_Your objective:_
Scan the entries below for the word "JSON". Copy each line that has it.

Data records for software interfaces
+ + + + + + +
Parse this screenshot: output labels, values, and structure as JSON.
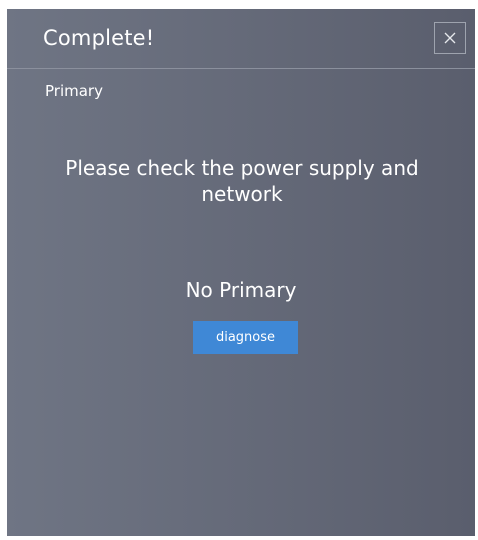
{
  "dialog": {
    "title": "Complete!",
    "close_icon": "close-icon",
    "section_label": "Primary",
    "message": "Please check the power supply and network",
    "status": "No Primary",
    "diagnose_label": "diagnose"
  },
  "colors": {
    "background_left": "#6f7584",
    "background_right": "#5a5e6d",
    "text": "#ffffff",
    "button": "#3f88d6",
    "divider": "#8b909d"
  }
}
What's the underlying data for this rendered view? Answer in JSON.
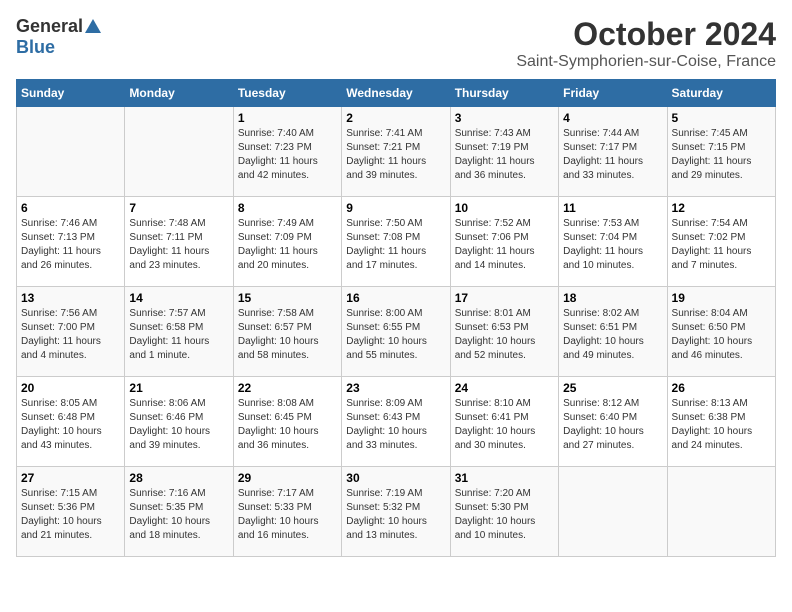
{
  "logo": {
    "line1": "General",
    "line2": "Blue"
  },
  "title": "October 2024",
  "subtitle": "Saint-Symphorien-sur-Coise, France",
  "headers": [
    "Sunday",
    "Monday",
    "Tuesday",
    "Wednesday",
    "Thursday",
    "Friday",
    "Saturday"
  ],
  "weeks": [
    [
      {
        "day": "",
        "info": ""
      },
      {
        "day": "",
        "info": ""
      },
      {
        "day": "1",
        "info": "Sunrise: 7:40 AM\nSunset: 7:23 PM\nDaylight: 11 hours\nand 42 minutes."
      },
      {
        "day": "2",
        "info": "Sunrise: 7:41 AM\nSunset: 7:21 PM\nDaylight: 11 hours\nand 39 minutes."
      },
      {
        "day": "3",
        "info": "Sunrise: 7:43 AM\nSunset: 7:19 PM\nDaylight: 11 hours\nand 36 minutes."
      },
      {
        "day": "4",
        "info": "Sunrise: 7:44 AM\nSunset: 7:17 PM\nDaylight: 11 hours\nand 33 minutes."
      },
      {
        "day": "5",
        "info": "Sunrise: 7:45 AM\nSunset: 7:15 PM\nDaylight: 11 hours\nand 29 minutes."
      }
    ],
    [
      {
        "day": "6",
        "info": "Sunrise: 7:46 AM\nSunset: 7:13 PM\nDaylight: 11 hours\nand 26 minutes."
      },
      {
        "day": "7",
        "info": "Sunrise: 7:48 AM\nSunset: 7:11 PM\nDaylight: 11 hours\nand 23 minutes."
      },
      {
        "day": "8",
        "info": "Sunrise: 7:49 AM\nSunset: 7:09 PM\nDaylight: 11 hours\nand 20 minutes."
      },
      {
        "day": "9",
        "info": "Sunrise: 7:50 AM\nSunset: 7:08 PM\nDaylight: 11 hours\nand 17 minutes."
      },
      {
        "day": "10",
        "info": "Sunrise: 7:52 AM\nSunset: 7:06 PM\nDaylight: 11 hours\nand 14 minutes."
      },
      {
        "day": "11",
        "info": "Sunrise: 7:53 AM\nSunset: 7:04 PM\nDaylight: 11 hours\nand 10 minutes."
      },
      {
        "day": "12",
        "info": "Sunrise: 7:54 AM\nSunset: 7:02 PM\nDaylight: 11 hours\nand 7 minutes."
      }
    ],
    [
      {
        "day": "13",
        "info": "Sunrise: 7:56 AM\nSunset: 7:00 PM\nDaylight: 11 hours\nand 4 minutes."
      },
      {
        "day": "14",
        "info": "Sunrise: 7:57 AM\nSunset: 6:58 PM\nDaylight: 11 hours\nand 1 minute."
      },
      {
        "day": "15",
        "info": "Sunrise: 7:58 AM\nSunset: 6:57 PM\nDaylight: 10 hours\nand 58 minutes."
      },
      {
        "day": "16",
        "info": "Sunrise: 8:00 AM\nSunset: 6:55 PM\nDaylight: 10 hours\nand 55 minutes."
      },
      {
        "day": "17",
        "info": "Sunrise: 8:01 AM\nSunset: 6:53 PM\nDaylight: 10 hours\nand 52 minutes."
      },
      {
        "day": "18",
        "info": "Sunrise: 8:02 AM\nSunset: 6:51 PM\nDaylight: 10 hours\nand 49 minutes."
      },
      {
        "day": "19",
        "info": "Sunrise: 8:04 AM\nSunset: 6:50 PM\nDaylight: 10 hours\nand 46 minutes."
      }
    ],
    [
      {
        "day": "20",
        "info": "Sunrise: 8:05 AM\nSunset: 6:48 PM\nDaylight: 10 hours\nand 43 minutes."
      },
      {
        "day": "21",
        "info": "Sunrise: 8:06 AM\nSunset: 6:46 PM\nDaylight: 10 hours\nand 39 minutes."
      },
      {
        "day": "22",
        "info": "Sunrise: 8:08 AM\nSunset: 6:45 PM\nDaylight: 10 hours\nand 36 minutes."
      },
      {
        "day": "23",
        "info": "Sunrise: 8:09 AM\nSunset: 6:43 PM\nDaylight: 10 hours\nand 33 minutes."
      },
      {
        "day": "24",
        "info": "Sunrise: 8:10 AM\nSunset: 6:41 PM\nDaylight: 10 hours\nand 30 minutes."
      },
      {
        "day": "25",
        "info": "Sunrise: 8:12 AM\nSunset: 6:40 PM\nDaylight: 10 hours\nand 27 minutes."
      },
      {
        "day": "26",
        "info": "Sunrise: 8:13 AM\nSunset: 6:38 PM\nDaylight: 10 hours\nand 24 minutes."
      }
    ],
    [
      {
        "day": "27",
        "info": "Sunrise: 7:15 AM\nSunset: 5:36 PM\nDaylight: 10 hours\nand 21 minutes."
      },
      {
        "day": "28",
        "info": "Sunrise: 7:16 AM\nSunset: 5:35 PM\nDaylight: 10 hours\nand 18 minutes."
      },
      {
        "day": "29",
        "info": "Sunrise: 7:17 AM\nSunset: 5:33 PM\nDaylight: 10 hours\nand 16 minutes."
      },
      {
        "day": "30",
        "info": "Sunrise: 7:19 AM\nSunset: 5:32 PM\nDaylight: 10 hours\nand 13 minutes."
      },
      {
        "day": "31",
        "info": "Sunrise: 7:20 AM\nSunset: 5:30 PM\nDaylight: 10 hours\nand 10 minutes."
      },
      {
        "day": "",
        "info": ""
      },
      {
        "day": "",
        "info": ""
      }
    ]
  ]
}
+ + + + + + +
_Exercise response:_
Parse this screenshot: output labels, values, and structure as JSON.
What's the underlying data for this rendered view? Answer in JSON.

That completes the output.